> TASK TO CARRY OUT: Each record needs to be retyped exactly, though its pictures should not appear.

> SUPPLIED DATA:
Segment Open

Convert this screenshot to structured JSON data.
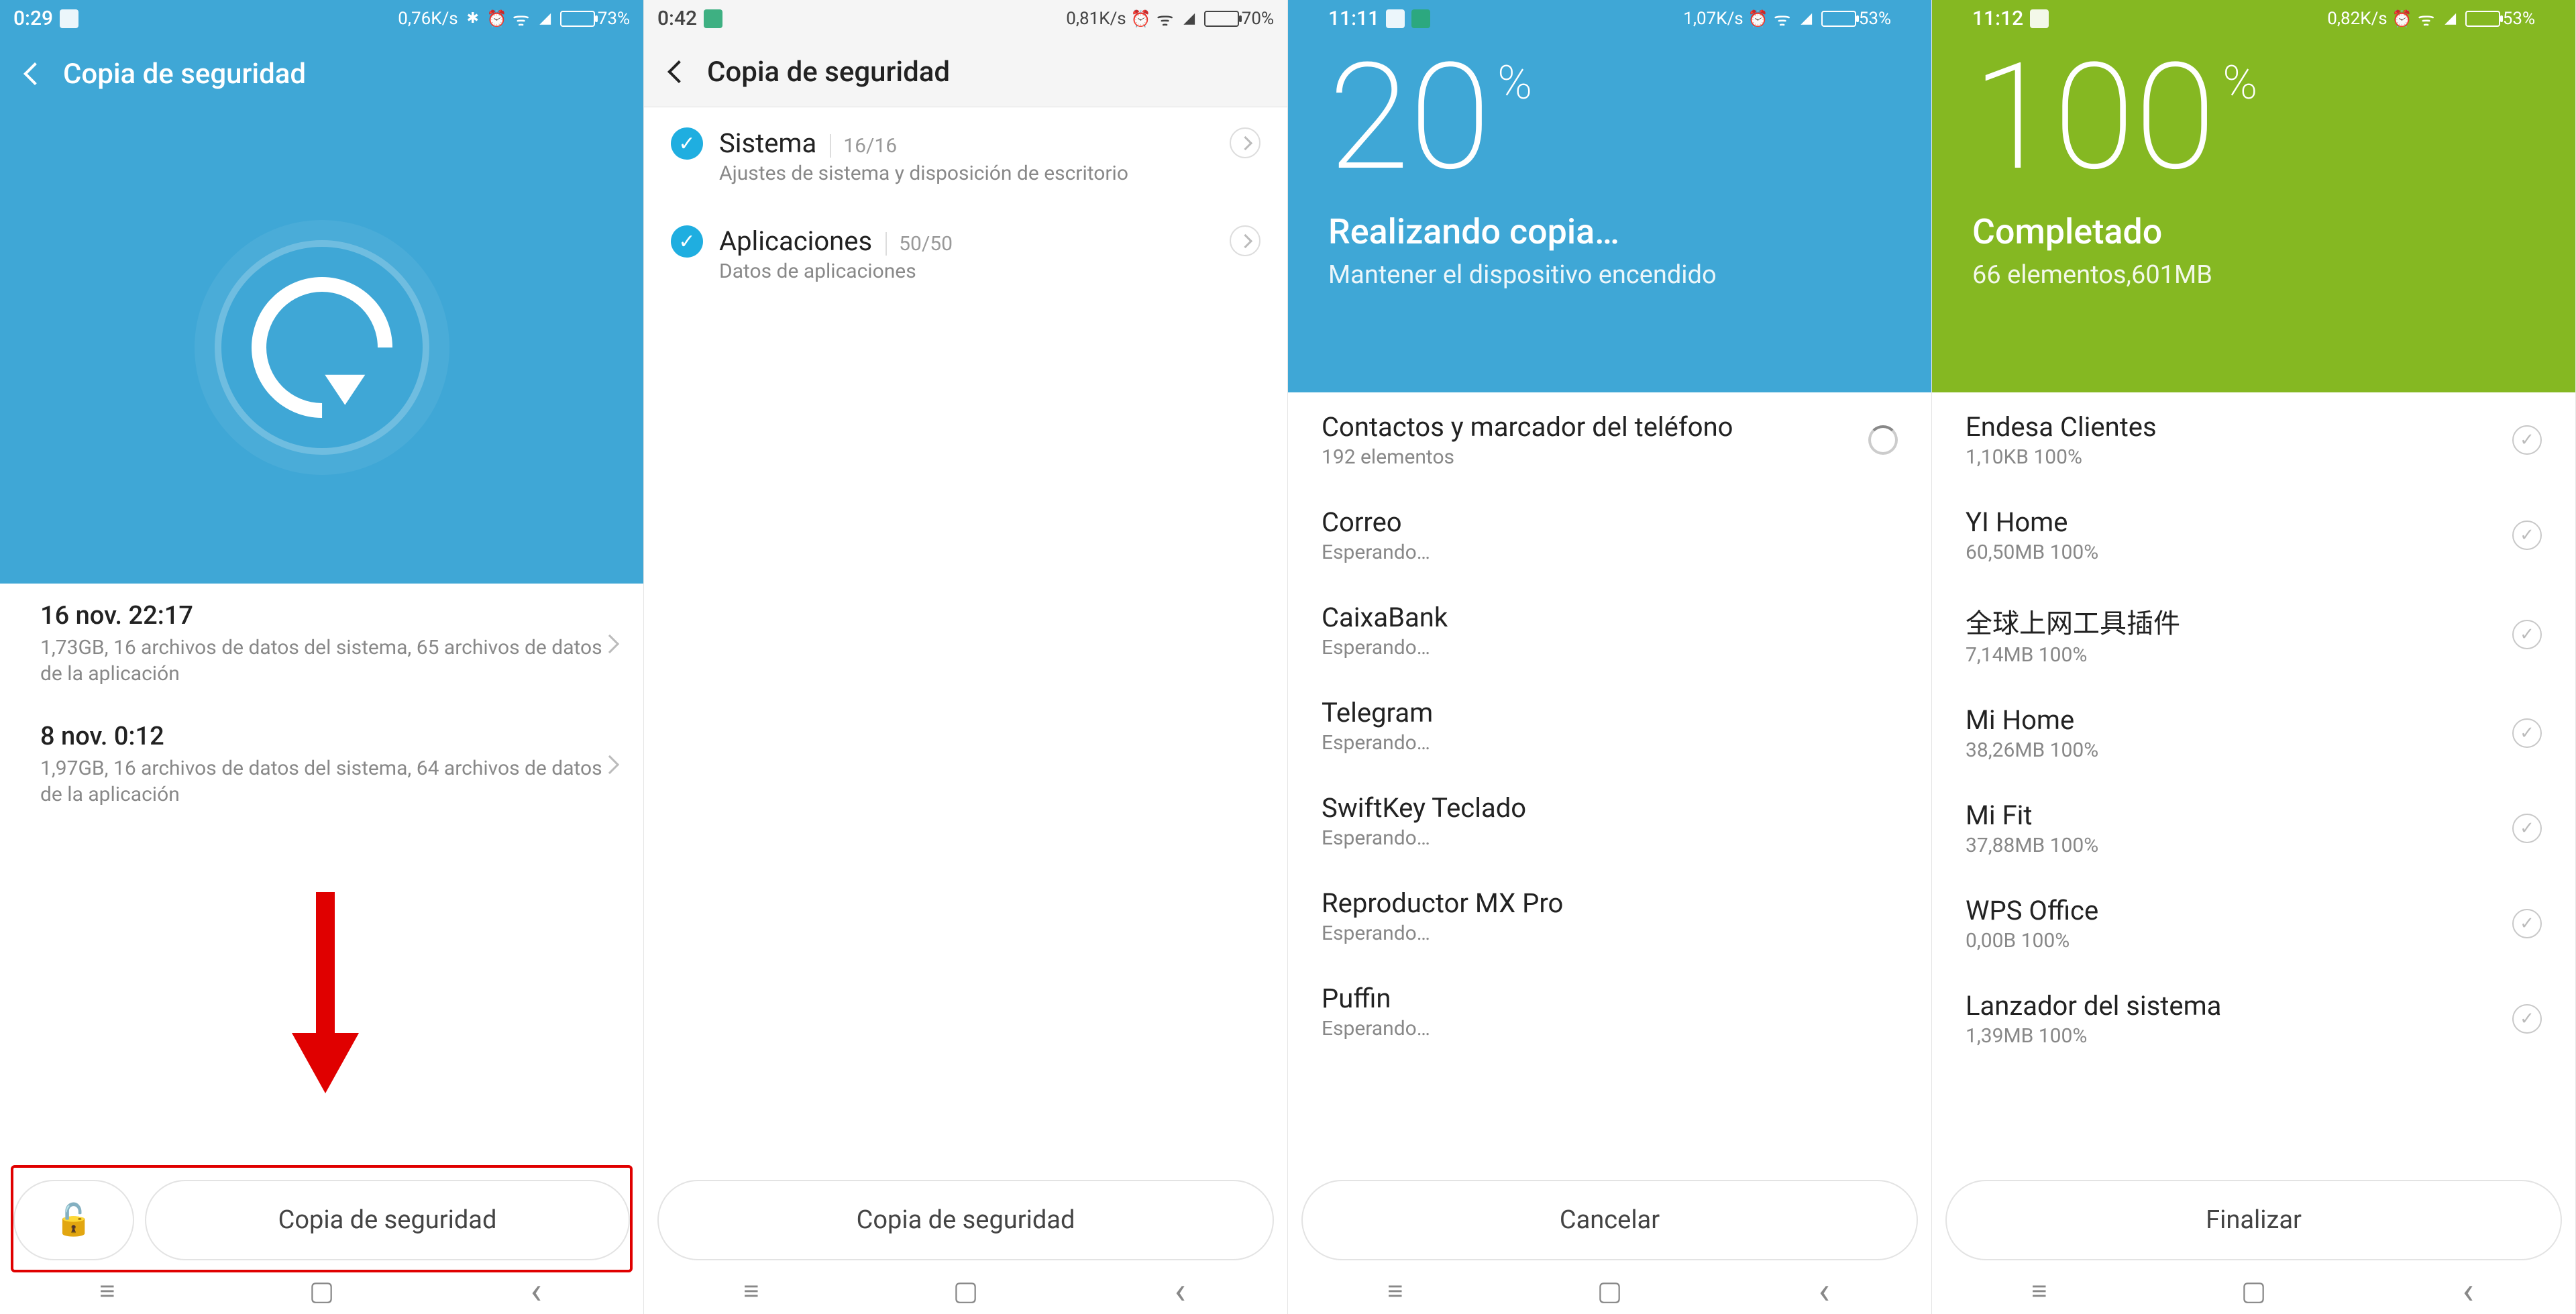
{
  "screen1": {
    "status": {
      "time": "0:29",
      "speed": "0,76K/s",
      "battery_pct": "73%",
      "battery_fill": 73,
      "bluetooth": true
    },
    "header": {
      "title": "Copia de seguridad"
    },
    "backups": [
      {
        "title": "16 nov. 22:17",
        "sub": "1,73GB, 16 archivos de datos del sistema, 65 archivos de datos de la aplicación"
      },
      {
        "title": "8 nov. 0:12",
        "sub": "1,97GB, 16 archivos de datos del sistema, 64 archivos de datos de la aplicación"
      }
    ],
    "primary_button": "Copia de seguridad"
  },
  "screen2": {
    "status": {
      "time": "0:42",
      "speed": "0,81K/s",
      "battery_pct": "70%",
      "battery_fill": 70
    },
    "header": {
      "title": "Copia de seguridad"
    },
    "categories": [
      {
        "title": "Sistema",
        "count": "16/16",
        "sub": "Ajustes de sistema y disposición de escritorio"
      },
      {
        "title": "Aplicaciones",
        "count": "50/50",
        "sub": "Datos de aplicaciones"
      }
    ],
    "primary_button": "Copia de seguridad"
  },
  "screen3": {
    "status": {
      "time": "11:11",
      "speed": "1,07K/s",
      "battery_pct": "53%",
      "battery_fill": 53
    },
    "percent": "20",
    "hero_title": "Realizando copia…",
    "hero_sub": "Mantener el dispositivo encendido",
    "items": [
      {
        "title": "Contactos y marcador del teléfono",
        "sub": "192 elementos",
        "state": "loading"
      },
      {
        "title": "Correo",
        "sub": "Esperando…",
        "state": "wait"
      },
      {
        "title": "CaixaBank",
        "sub": "Esperando…",
        "state": "wait"
      },
      {
        "title": "Telegram",
        "sub": "Esperando…",
        "state": "wait"
      },
      {
        "title": "SwiftKey Teclado",
        "sub": "Esperando…",
        "state": "wait"
      },
      {
        "title": "Reproductor MX Pro",
        "sub": "Esperando…",
        "state": "wait"
      },
      {
        "title": "Puffin",
        "sub": "Esperando…",
        "state": "wait"
      }
    ],
    "primary_button": "Cancelar"
  },
  "screen4": {
    "status": {
      "time": "11:12",
      "speed": "0,82K/s",
      "battery_pct": "53%",
      "battery_fill": 53
    },
    "percent": "100",
    "hero_title": "Completado",
    "hero_sub": "66 elementos,601MB",
    "items": [
      {
        "title": "Endesa Clientes",
        "sub": "1,10KB 100%"
      },
      {
        "title": "YI Home",
        "sub": "60,50MB 100%"
      },
      {
        "title": "全球上网工具插件",
        "sub": "7,14MB 100%"
      },
      {
        "title": "Mi Home",
        "sub": "38,26MB 100%"
      },
      {
        "title": "Mi Fit",
        "sub": "37,88MB 100%"
      },
      {
        "title": "WPS Office",
        "sub": "0,00B 100%"
      },
      {
        "title": "Lanzador del sistema",
        "sub": "1,39MB 100%"
      }
    ],
    "primary_button": "Finalizar"
  },
  "pct_sign": "%"
}
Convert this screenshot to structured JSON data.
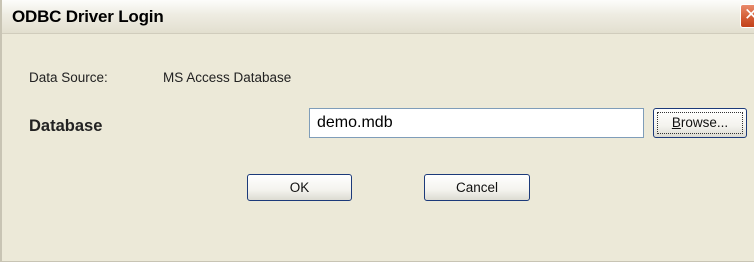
{
  "window": {
    "title": "ODBC Driver Login",
    "close_glyph": "✕"
  },
  "data_source": {
    "label": "Data Source:",
    "value": "MS Access Database"
  },
  "database": {
    "label": "Database",
    "value": "demo.mdb",
    "browse_label_mnemonic": "B",
    "browse_label_rest": "rowse..."
  },
  "buttons": {
    "ok_label": "OK",
    "cancel_label": "Cancel"
  },
  "colors": {
    "dialog_bg": "#ece9d8",
    "close_button": "#d25a33",
    "input_border": "#7f9db9",
    "button_border": "#1c3a7a"
  },
  "icons": {
    "close": "close-icon"
  }
}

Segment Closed

> OUTPUT FOR THIS TASK:
Convert this screenshot to structured JSON data.
{
  "screen1": {
    "status": {
      "time": "0:29",
      "speed": "0,76K/s",
      "battery_pct": "73%",
      "battery_fill": 73,
      "bluetooth": true
    },
    "header": {
      "title": "Copia de seguridad"
    },
    "backups": [
      {
        "title": "16 nov. 22:17",
        "sub": "1,73GB, 16 archivos de datos del sistema, 65 archivos de datos de la aplicación"
      },
      {
        "title": "8 nov. 0:12",
        "sub": "1,97GB, 16 archivos de datos del sistema, 64 archivos de datos de la aplicación"
      }
    ],
    "primary_button": "Copia de seguridad"
  },
  "screen2": {
    "status": {
      "time": "0:42",
      "speed": "0,81K/s",
      "battery_pct": "70%",
      "battery_fill": 70
    },
    "header": {
      "title": "Copia de seguridad"
    },
    "categories": [
      {
        "title": "Sistema",
        "count": "16/16",
        "sub": "Ajustes de sistema y disposición de escritorio"
      },
      {
        "title": "Aplicaciones",
        "count": "50/50",
        "sub": "Datos de aplicaciones"
      }
    ],
    "primary_button": "Copia de seguridad"
  },
  "screen3": {
    "status": {
      "time": "11:11",
      "speed": "1,07K/s",
      "battery_pct": "53%",
      "battery_fill": 53
    },
    "percent": "20",
    "hero_title": "Realizando copia…",
    "hero_sub": "Mantener el dispositivo encendido",
    "items": [
      {
        "title": "Contactos y marcador del teléfono",
        "sub": "192 elementos",
        "state": "loading"
      },
      {
        "title": "Correo",
        "sub": "Esperando…",
        "state": "wait"
      },
      {
        "title": "CaixaBank",
        "sub": "Esperando…",
        "state": "wait"
      },
      {
        "title": "Telegram",
        "sub": "Esperando…",
        "state": "wait"
      },
      {
        "title": "SwiftKey Teclado",
        "sub": "Esperando…",
        "state": "wait"
      },
      {
        "title": "Reproductor MX Pro",
        "sub": "Esperando…",
        "state": "wait"
      },
      {
        "title": "Puffin",
        "sub": "Esperando…",
        "state": "wait"
      }
    ],
    "primary_button": "Cancelar"
  },
  "screen4": {
    "status": {
      "time": "11:12",
      "speed": "0,82K/s",
      "battery_pct": "53%",
      "battery_fill": 53
    },
    "percent": "100",
    "hero_title": "Completado",
    "hero_sub": "66 elementos,601MB",
    "items": [
      {
        "title": "Endesa Clientes",
        "sub": "1,10KB 100%"
      },
      {
        "title": "YI Home",
        "sub": "60,50MB 100%"
      },
      {
        "title": "全球上网工具插件",
        "sub": "7,14MB 100%"
      },
      {
        "title": "Mi Home",
        "sub": "38,26MB 100%"
      },
      {
        "title": "Mi Fit",
        "sub": "37,88MB 100%"
      },
      {
        "title": "WPS Office",
        "sub": "0,00B 100%"
      },
      {
        "title": "Lanzador del sistema",
        "sub": "1,39MB 100%"
      }
    ],
    "primary_button": "Finalizar"
  },
  "pct_sign": "%"
}
Convert this screenshot to structured JSON data.
{
  "window": {
    "title": "ODBC Driver Login",
    "close_glyph": "✕"
  },
  "data_source": {
    "label": "Data Source:",
    "value": "MS Access Database"
  },
  "database": {
    "label": "Database",
    "value": "demo.mdb",
    "browse_label_mnemonic": "B",
    "browse_label_rest": "rowse..."
  },
  "buttons": {
    "ok_label": "OK",
    "cancel_label": "Cancel"
  },
  "colors": {
    "dialog_bg": "#ece9d8",
    "close_button": "#d25a33",
    "input_border": "#7f9db9",
    "button_border": "#1c3a7a"
  },
  "icons": {
    "close": "close-icon"
  }
}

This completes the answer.